(Entries from a dataset of interfaces)

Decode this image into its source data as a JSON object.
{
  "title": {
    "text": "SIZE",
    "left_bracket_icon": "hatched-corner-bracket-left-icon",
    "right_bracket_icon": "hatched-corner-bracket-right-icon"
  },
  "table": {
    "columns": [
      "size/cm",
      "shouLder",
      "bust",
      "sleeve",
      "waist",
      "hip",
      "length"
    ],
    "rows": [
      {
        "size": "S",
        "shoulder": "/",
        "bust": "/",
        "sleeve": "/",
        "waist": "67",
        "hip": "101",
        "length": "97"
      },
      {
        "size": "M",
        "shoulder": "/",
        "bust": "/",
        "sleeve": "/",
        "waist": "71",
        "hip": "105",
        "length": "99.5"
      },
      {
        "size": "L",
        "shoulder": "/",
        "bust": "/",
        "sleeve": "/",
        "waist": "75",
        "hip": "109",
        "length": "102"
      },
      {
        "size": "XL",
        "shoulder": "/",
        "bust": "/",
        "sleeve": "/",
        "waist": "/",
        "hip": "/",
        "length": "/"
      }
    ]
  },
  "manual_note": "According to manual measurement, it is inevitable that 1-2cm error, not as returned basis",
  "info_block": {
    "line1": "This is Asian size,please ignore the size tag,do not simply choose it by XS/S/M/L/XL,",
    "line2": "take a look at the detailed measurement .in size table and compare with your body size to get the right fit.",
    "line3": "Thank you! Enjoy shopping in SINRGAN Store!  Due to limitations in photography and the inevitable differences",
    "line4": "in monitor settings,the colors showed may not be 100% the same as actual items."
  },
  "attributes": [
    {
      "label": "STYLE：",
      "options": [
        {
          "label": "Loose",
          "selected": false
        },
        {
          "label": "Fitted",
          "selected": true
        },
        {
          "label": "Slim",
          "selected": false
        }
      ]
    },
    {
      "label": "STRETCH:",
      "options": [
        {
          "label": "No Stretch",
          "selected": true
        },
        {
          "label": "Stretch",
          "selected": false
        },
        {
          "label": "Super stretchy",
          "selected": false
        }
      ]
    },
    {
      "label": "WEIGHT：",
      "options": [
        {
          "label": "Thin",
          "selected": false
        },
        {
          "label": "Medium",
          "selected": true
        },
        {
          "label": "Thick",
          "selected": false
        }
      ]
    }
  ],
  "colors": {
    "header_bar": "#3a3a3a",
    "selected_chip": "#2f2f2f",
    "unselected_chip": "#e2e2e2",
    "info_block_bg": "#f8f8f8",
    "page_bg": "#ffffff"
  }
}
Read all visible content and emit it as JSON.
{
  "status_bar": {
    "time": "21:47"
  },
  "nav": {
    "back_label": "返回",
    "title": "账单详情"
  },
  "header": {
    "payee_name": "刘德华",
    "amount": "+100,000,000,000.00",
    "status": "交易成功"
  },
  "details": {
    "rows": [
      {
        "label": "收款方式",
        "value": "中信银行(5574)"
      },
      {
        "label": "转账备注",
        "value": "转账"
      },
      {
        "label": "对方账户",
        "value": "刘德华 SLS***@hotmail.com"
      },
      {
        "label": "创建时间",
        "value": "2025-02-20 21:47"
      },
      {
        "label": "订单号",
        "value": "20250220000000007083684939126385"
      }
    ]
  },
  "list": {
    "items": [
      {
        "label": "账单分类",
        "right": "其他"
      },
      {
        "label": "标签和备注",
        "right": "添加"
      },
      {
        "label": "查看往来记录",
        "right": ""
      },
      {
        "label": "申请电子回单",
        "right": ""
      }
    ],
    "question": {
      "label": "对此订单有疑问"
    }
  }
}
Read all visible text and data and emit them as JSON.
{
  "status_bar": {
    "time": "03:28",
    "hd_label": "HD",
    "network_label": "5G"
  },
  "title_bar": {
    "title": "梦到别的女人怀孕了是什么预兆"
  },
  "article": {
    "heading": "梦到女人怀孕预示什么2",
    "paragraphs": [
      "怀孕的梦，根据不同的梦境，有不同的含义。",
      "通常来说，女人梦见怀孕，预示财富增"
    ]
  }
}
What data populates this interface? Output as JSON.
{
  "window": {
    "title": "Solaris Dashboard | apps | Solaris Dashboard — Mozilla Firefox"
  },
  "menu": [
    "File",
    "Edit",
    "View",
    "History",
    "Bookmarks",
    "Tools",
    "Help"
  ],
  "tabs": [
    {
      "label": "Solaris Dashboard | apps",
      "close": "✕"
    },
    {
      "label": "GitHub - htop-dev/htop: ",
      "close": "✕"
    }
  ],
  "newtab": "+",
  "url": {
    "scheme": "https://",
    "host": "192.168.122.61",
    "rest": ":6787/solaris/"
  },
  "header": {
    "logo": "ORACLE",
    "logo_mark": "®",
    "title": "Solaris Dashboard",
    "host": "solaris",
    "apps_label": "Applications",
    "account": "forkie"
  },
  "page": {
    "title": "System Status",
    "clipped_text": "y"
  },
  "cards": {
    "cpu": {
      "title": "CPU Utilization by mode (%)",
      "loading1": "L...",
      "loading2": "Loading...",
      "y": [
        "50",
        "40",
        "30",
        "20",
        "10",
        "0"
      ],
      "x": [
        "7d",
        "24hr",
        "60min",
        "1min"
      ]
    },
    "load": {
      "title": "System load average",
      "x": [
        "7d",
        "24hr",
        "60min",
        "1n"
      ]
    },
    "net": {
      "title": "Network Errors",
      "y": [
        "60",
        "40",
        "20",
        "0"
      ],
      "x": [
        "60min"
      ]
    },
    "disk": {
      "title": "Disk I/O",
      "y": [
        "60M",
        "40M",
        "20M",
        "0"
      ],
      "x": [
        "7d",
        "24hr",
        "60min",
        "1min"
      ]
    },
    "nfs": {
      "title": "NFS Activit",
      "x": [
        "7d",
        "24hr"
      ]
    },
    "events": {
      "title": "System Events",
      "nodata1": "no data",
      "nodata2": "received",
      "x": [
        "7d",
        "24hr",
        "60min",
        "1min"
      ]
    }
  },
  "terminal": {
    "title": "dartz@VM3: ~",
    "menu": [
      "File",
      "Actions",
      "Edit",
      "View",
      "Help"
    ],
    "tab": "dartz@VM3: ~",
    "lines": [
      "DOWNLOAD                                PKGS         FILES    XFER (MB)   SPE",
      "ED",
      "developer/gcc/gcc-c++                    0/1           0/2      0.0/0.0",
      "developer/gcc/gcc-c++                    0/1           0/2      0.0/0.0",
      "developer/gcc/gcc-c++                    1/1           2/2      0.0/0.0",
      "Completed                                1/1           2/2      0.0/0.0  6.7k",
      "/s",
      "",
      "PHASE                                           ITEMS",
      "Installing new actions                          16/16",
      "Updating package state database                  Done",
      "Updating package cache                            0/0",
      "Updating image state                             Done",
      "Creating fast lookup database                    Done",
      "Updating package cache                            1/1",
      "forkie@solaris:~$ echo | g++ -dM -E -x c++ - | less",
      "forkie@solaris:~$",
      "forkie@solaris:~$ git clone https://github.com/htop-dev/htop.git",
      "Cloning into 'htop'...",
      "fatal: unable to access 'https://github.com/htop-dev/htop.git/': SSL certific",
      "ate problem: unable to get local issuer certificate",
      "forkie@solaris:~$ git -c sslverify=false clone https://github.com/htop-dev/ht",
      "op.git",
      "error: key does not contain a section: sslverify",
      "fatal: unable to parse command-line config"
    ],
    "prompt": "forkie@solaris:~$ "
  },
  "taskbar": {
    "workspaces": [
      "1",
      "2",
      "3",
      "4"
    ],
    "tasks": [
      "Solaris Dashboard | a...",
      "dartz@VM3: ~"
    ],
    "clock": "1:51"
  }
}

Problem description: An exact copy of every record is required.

The answer:
Decode this image into its source data as a JSON object.
{
  "title": {
    "text": "SIZE",
    "left_bracket_icon": "hatched-corner-bracket-left-icon",
    "right_bracket_icon": "hatched-corner-bracket-right-icon"
  },
  "table": {
    "columns": [
      "size/cm",
      "shouLder",
      "bust",
      "sleeve",
      "waist",
      "hip",
      "length"
    ],
    "rows": [
      {
        "size": "S",
        "shoulder": "/",
        "bust": "/",
        "sleeve": "/",
        "waist": "67",
        "hip": "101",
        "length": "97"
      },
      {
        "size": "M",
        "shoulder": "/",
        "bust": "/",
        "sleeve": "/",
        "waist": "71",
        "hip": "105",
        "length": "99.5"
      },
      {
        "size": "L",
        "shoulder": "/",
        "bust": "/",
        "sleeve": "/",
        "waist": "75",
        "hip": "109",
        "length": "102"
      },
      {
        "size": "XL",
        "shoulder": "/",
        "bust": "/",
        "sleeve": "/",
        "waist": "/",
        "hip": "/",
        "length": "/"
      }
    ]
  },
  "manual_note": "According to manual measurement, it is inevitable that 1-2cm error, not as returned basis",
  "info_block": {
    "line1": "This is Asian size,please ignore the size tag,do not simply choose it by XS/S/M/L/XL,",
    "line2": "take a look at the detailed measurement .in size table and compare with your body size to get the right fit.",
    "line3": "Thank you! Enjoy shopping in SINRGAN Store!  Due to limitations in photography and the inevitable differences",
    "line4": "in monitor settings,the colors showed may not be 100% the same as actual items."
  },
  "attributes": [
    {
      "label": "STYLE：",
      "options": [
        {
          "label": "Loose",
          "selected": false
        },
        {
          "label": "Fitted",
          "selected": true
        },
        {
          "label": "Slim",
          "selected": false
        }
      ]
    },
    {
      "label": "STRETCH:",
      "options": [
        {
          "label": "No Stretch",
          "selected": true
        },
        {
          "label": "Stretch",
          "selected": false
        },
        {
          "label": "Super stretchy",
          "selected": false
        }
      ]
    },
    {
      "label": "WEIGHT：",
      "options": [
        {
          "label": "Thin",
          "selected": false
        },
        {
          "label": "Medium",
          "selected": true
        },
        {
          "label": "Thick",
          "selected": false
        }
      ]
    }
  ],
  "colors": {
    "header_bar": "#3a3a3a",
    "selected_chip": "#2f2f2f",
    "unselected_chip": "#e2e2e2",
    "info_block_bg": "#f8f8f8",
    "page_bg": "#ffffff"
  }
}
Read all visible content and emit it as JSON.
{
  "status_bar": {
    "time": "21:47"
  },
  "nav": {
    "back_label": "返回",
    "title": "账单详情"
  },
  "header": {
    "payee_name": "刘德华",
    "amount": "+100,000,000,000.00",
    "status": "交易成功"
  },
  "details": {
    "rows": [
      {
        "label": "收款方式",
        "value": "中信银行(5574)"
      },
      {
        "label": "转账备注",
        "value": "转账"
      },
      {
        "label": "对方账户",
        "value": "刘德华 SLS***@hotmail.com"
      },
      {
        "label": "创建时间",
        "value": "2025-02-20 21:47"
      },
      {
        "label": "订单号",
        "value": "20250220000000007083684939126385"
      }
    ]
  },
  "list": {
    "items": [
      {
        "label": "账单分类",
        "right": "其他"
      },
      {
        "label": "标签和备注",
        "right": "添加"
      },
      {
        "label": "查看往来记录",
        "right": ""
      },
      {
        "label": "申请电子回单",
        "right": ""
      }
    ],
    "question": {
      "label": "对此订单有疑问"
    }
  }
}
Read all visible text and data and emit them as JSON.
{
  "status_bar": {
    "time": "03:28",
    "hd_label": "HD",
    "network_label": "5G"
  },
  "title_bar": {
    "title": "梦到别的女人怀孕了是什么预兆"
  },
  "article": {
    "heading": "梦到女人怀孕预示什么2",
    "paragraphs": [
      "怀孕的梦，根据不同的梦境，有不同的含义。",
      "通常来说，女人梦见怀孕，预示财富增"
    ]
  }
}
What data populates this interface? Output as JSON.
{
  "window": {
    "title": "Solaris Dashboard | apps | Solaris Dashboard — Mozilla Firefox"
  },
  "menu": [
    "File",
    "Edit",
    "View",
    "History",
    "Bookmarks",
    "Tools",
    "Help"
  ],
  "tabs": [
    {
      "label": "Solaris Dashboard | apps",
      "close": "✕"
    },
    {
      "label": "GitHub - htop-dev/htop: ",
      "close": "✕"
    }
  ],
  "newtab": "+",
  "url": {
    "scheme": "https://",
    "host": "192.168.122.61",
    "rest": ":6787/solaris/"
  },
  "header": {
    "logo": "ORACLE",
    "logo_mark": "®",
    "title": "Solaris Dashboard",
    "host": "solaris",
    "apps_label": "Applications",
    "account": "forkie"
  },
  "page": {
    "title": "System Status",
    "clipped_text": "y"
  },
  "cards": {
    "cpu": {
      "title": "CPU Utilization by mode (%)",
      "loading1": "L...",
      "loading2": "Loading...",
      "y": [
        "50",
        "40",
        "30",
        "20",
        "10",
        "0"
      ],
      "x": [
        "7d",
        "24hr",
        "60min",
        "1min"
      ]
    },
    "load": {
      "title": "System load average",
      "x": [
        "7d",
        "24hr",
        "60min",
        "1n"
      ]
    },
    "net": {
      "title": "Network Errors",
      "y": [
        "60",
        "40",
        "20",
        "0"
      ],
      "x": [
        "60min"
      ]
    },
    "disk": {
      "title": "Disk I/O",
      "y": [
        "60M",
        "40M",
        "20M",
        "0"
      ],
      "x": [
        "7d",
        "24hr",
        "60min",
        "1min"
      ]
    },
    "nfs": {
      "title": "NFS Activit",
      "x": [
        "7d",
        "24hr"
      ]
    },
    "events": {
      "title": "System Events",
      "nodata1": "no data",
      "nodata2": "received",
      "x": [
        "7d",
        "24hr",
        "60min",
        "1min"
      ]
    }
  },
  "terminal": {
    "title": "dartz@VM3: ~",
    "menu": [
      "File",
      "Actions",
      "Edit",
      "View",
      "Help"
    ],
    "tab": "dartz@VM3: ~",
    "lines": [
      "DOWNLOAD                                PKGS         FILES    XFER (MB)   SPE",
      "ED",
      "developer/gcc/gcc-c++                    0/1           0/2      0.0/0.0",
      "developer/gcc/gcc-c++                    0/1           0/2      0.0/0.0",
      "developer/gcc/gcc-c++                    1/1           2/2      0.0/0.0",
      "Completed                                1/1           2/2      0.0/0.0  6.7k",
      "/s",
      "",
      "PHASE                                           ITEMS",
      "Installing new actions                          16/16",
      "Updating package state database                  Done",
      "Updating package cache                            0/0",
      "Updating image state                             Done",
      "Creating fast lookup database                    Done",
      "Updating package cache                            1/1",
      "forkie@solaris:~$ echo | g++ -dM -E -x c++ - | less",
      "forkie@solaris:~$",
      "forkie@solaris:~$ git clone https://github.com/htop-dev/htop.git",
      "Cloning into 'htop'...",
      "fatal: unable to access 'https://github.com/htop-dev/htop.git/': SSL certific",
      "ate problem: unable to get local issuer certificate",
      "forkie@solaris:~$ git -c sslverify=false clone https://github.com/htop-dev/ht",
      "op.git",
      "error: key does not contain a section: sslverify",
      "fatal: unable to parse command-line config"
    ],
    "prompt": "forkie@solaris:~$ "
  },
  "taskbar": {
    "workspaces": [
      "1",
      "2",
      "3",
      "4"
    ],
    "tasks": [
      "Solaris Dashboard | a...",
      "dartz@VM3: ~"
    ],
    "clock": "1:51"
  }
}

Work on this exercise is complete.